A recent article from Clutch Magazine entitled "It's Complicated: Black Women & Weight" got me thinking about my workout regime. I admit. I've been slacking. I haven't done anything in the past few days and I know I've fallen into a lazy funk.
Lying in bed last night I tried to motivate myself to workout for the next day. I've actually been saying pretty much the same thing every night for the past few day: That when I get up I'll get some work done, clean, and then workout. I'm lucky if I get the 2nd thing done.
All this made me realize that I have a long way to go. I pride myself on being pretty well adjusted. I make my friends laugh, I laugh everyday, and I'm happy. If I was to kick the bucket tomorrow, I would have no regrets.
But what does this all have to do with working out? All this reflection made me realize that I still have issues with my self-esteem and that has been the biggest effect on my choice to workout.
I'm tall and well-proportioned but clinically obese. I've struggled with my weight and my poor eating habits since grade school. I've suffered bout of depression from that time and I can recall times when I would sneak whole boxes of Tastycakes into my room and snack on them on the particularly hard day, and there were many.
I was always the tallest and biggest girl in my class and my self-esteem often took a hit when all the other girls got attention from the guys and I constantly received none.
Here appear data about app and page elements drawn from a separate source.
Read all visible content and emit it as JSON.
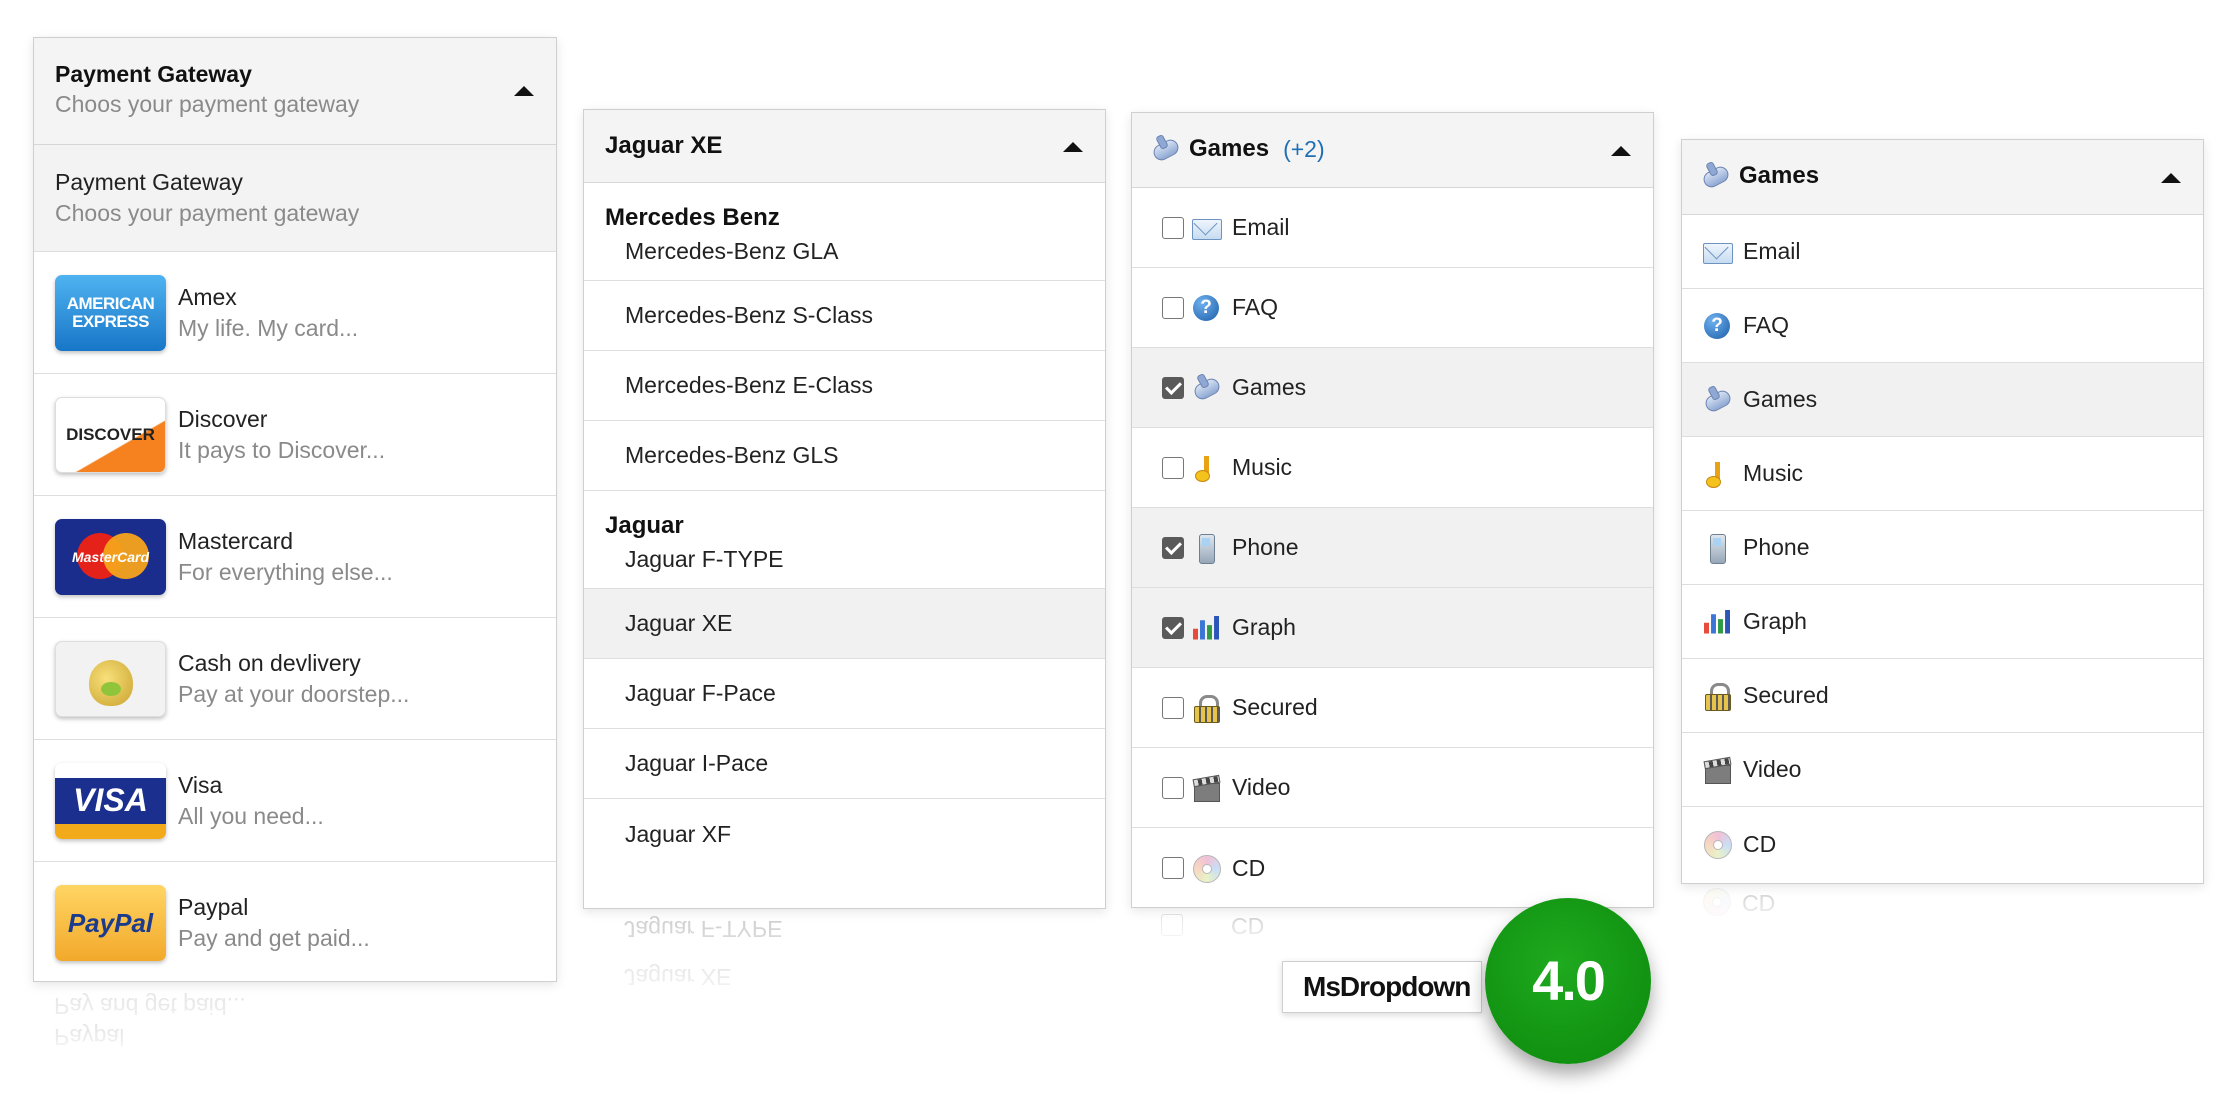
{
  "payment": {
    "header_title": "Payment Gateway",
    "header_subtitle": "Choos your payment gateway",
    "default_title": "Payment Gateway",
    "default_subtitle": "Choos your payment gateway",
    "options": [
      {
        "name": "Amex",
        "desc": "My life. My card...",
        "icon": "amex-card-icon",
        "icon_text": "AMERICAN EXPRESS"
      },
      {
        "name": "Discover",
        "desc": "It pays to Discover...",
        "icon": "discover-card-icon",
        "icon_text": "DISCOVER"
      },
      {
        "name": "Mastercard",
        "desc": "For everything else...",
        "icon": "mastercard-card-icon",
        "icon_text": "MasterCard"
      },
      {
        "name": "Cash on devlivery",
        "desc": "Pay at your doorstep...",
        "icon": "money-bag-icon",
        "icon_text": ""
      },
      {
        "name": "Visa",
        "desc": "All you need...",
        "icon": "visa-card-icon",
        "icon_text": "VISA"
      },
      {
        "name": "Paypal",
        "desc": "Pay and get paid...",
        "icon": "paypal-card-icon",
        "icon_text": "PayPal"
      }
    ]
  },
  "cars": {
    "selected": "Jaguar XE",
    "groups": [
      {
        "label": "Mercedes Benz",
        "options": [
          "Mercedes-Benz GLA",
          "Mercedes-Benz S-Class",
          "Mercedes-Benz E-Class",
          "Mercedes-Benz GLS"
        ]
      },
      {
        "label": "Jaguar",
        "options": [
          "Jaguar F-TYPE",
          "Jaguar XE",
          "Jaguar F-Pace",
          "Jaguar I-Pace",
          "Jaguar XF"
        ]
      }
    ],
    "reflection_text": "Jaguar XE"
  },
  "games_multi": {
    "header_label": "Games",
    "header_count": "(+2)",
    "header_icon": "gamepad-icon",
    "items": [
      {
        "label": "Email",
        "icon": "mail-icon",
        "checked": false
      },
      {
        "label": "FAQ",
        "icon": "help-icon",
        "checked": false
      },
      {
        "label": "Games",
        "icon": "gamepad-icon",
        "checked": true
      },
      {
        "label": "Music",
        "icon": "music-note-icon",
        "checked": false
      },
      {
        "label": "Phone",
        "icon": "phone-icon",
        "checked": true
      },
      {
        "label": "Graph",
        "icon": "bar-chart-icon",
        "checked": true
      },
      {
        "label": "Secured",
        "icon": "lock-icon",
        "checked": false
      },
      {
        "label": "Video",
        "icon": "clapperboard-icon",
        "checked": false
      },
      {
        "label": "CD",
        "icon": "cd-icon",
        "checked": false
      }
    ],
    "reflection_text": "CD"
  },
  "games_single": {
    "header_label": "Games",
    "header_icon": "gamepad-icon",
    "selected": "Games",
    "items": [
      {
        "label": "Email",
        "icon": "mail-icon"
      },
      {
        "label": "FAQ",
        "icon": "help-icon"
      },
      {
        "label": "Games",
        "icon": "gamepad-icon"
      },
      {
        "label": "Music",
        "icon": "music-note-icon"
      },
      {
        "label": "Phone",
        "icon": "phone-icon"
      },
      {
        "label": "Graph",
        "icon": "bar-chart-icon"
      },
      {
        "label": "Secured",
        "icon": "lock-icon"
      },
      {
        "label": "Video",
        "icon": "clapperboard-icon"
      },
      {
        "label": "CD",
        "icon": "cd-icon"
      }
    ],
    "reflection_text": "CD"
  },
  "badge": {
    "label": "MsDropdown",
    "version": "4.0",
    "color": "#149a14"
  }
}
Even in high school I kept to myself mainly, stemming from my lack of self-esteem and depression, but when I finally began to open up in my junior and senior year, I still didn't receive the attention most high school girls crave. Sure there were the guys on the street who heckled every once in a while, but I wanted to date, feel attractive, and be admired by my male peers.
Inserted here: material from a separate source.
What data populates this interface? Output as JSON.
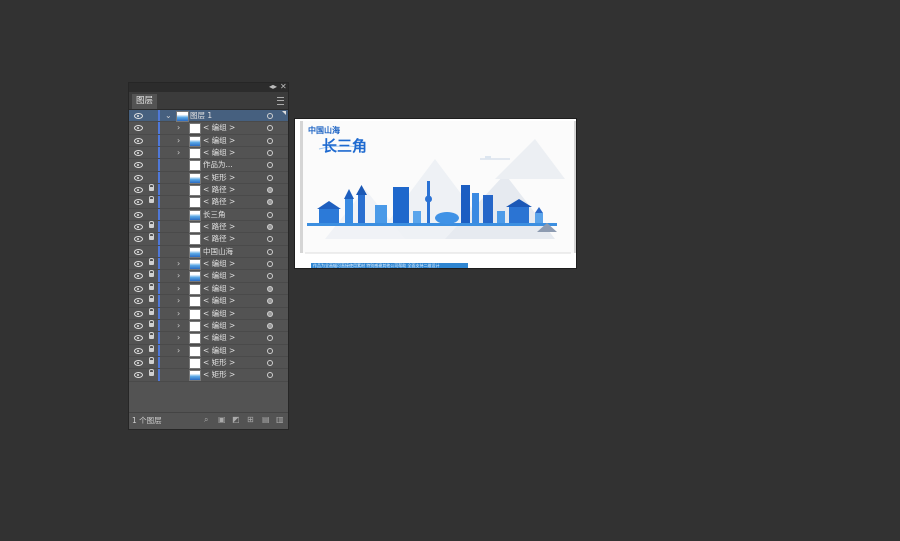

College did open up new possibilities, as I came to school much happier, more self-assured, and feeling beautiful. Guys (interestingly enough they all were not from my college) began to pay me attention and I even had the chance to date a few times. But I found that it took me wearing low cut shirts to feel pretty. I felt that I need to put my God-given assets on display just to get the attention I so desperately craved.
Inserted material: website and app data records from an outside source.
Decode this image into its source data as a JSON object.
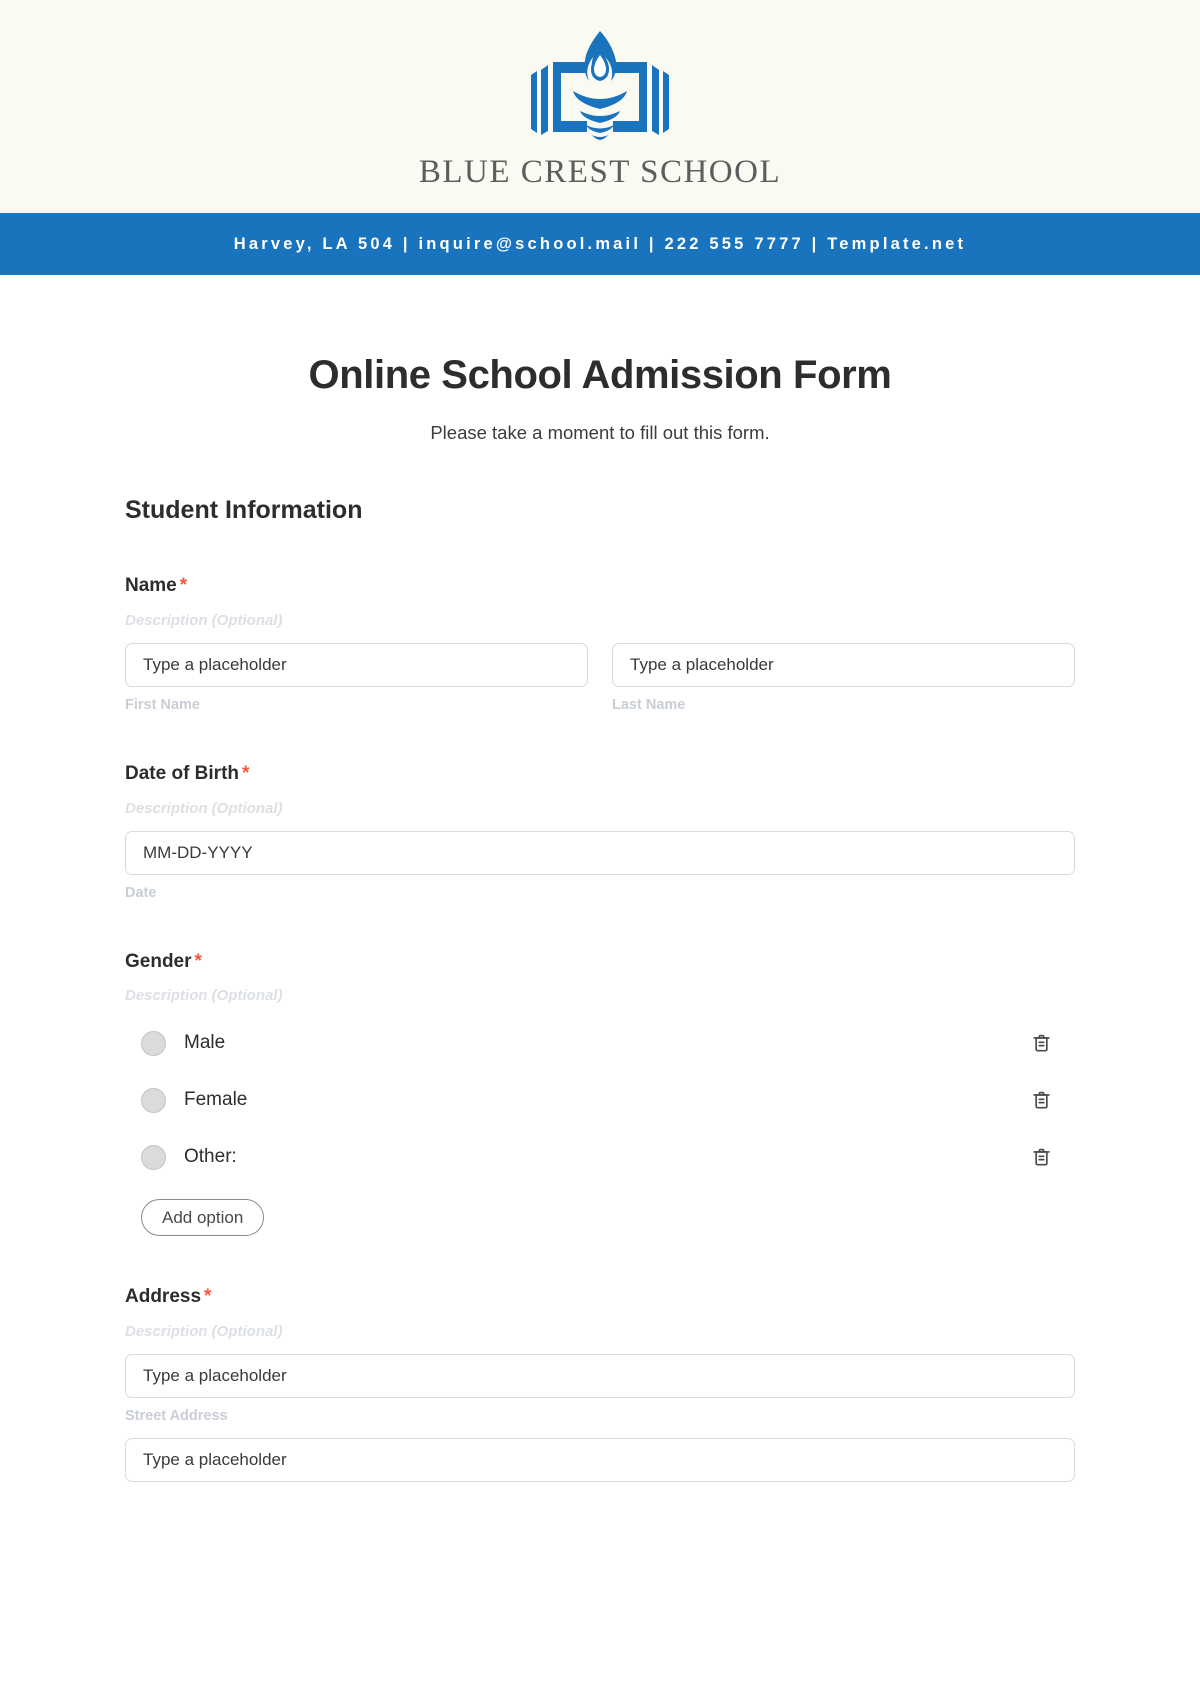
{
  "letterhead": {
    "logo_icon": "book-torch-logo-icon",
    "school_name": "BLUE CREST SCHOOL",
    "brand_blue": "#1a73bd",
    "paper_bg": "#fafaf2"
  },
  "contact_bar": {
    "text": "Harvey, LA 504 | inquire@school.mail | 222 555 7777 | Template.net",
    "bg": "#1a73bd"
  },
  "form": {
    "title": "Online School Admission Form",
    "subtitle": "Please take a moment to fill out this form.",
    "section_heading": "Student Information",
    "required_marker": "*",
    "required_color": "#f4573b",
    "description_placeholder": "Description (Optional)"
  },
  "fields": {
    "name": {
      "label": "Name",
      "description": "Description (Optional)",
      "first": {
        "placeholder": "Type a placeholder",
        "value": "Type a placeholder",
        "sub_label": "First Name"
      },
      "last": {
        "placeholder": "Type a placeholder",
        "value": "Type a placeholder",
        "sub_label": "Last Name"
      }
    },
    "dob": {
      "label": "Date of Birth",
      "description": "Description (Optional)",
      "placeholder": "MM-DD-YYYY",
      "value": "MM-DD-YYYY",
      "sub_label": "Date"
    },
    "gender": {
      "label": "Gender",
      "description": "Description (Optional)",
      "options": [
        {
          "label": "Male",
          "delete_icon": "trash-icon"
        },
        {
          "label": "Female",
          "delete_icon": "trash-icon"
        },
        {
          "label": "Other:",
          "delete_icon": "trash-icon"
        }
      ],
      "add_option_label": "Add option"
    },
    "address": {
      "label": "Address",
      "description": "Description (Optional)",
      "street": {
        "placeholder": "Type a placeholder",
        "value": "Type a placeholder",
        "sub_label": "Street Address"
      },
      "line2": {
        "placeholder": "Type a placeholder",
        "value": "Type a placeholder"
      }
    }
  }
}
Just a couple years later I can definitely say that I have matured for the better. 90% of the time I don't feel the need to wear low cut shirts when I go out and I find myself feeling much more comfortable in clothes that don't show much skin. I've also become comfortable with my curves, even my muscular calves. But at the same time, that comfort has hindered me from really improving myself physically and in some parts mentally.
I have large breasts (DDD's) and a large butt. I love these about myself. But I also have flabby arms and a tummy. I struggle with these parts of my body. I know I could stand to loose a good deal of weight, but I also know that I will loose a good deal of my curves. And that scares me.
I suppose that's an immature and vain fear but it's one that took me 22+ years to fully realize and appreciate. This fear has helped me to realize that I still rely heavily upon my body to gain attention even if I don't wear revealing things. My friends even joke that guys will stare at my boobs even when they are covered up because they are so big. And that vain part of my glows.
So what's next? What do I do with these realizations? Honestly, I'm still trying to figure that out. This is a vulnerability that I have to work on. But I will work on it and I will work out. But the most important thing is that I know that I need to do this for myself and not for attention. It's a journey and a hard one, but I won't be giving up anytime soon.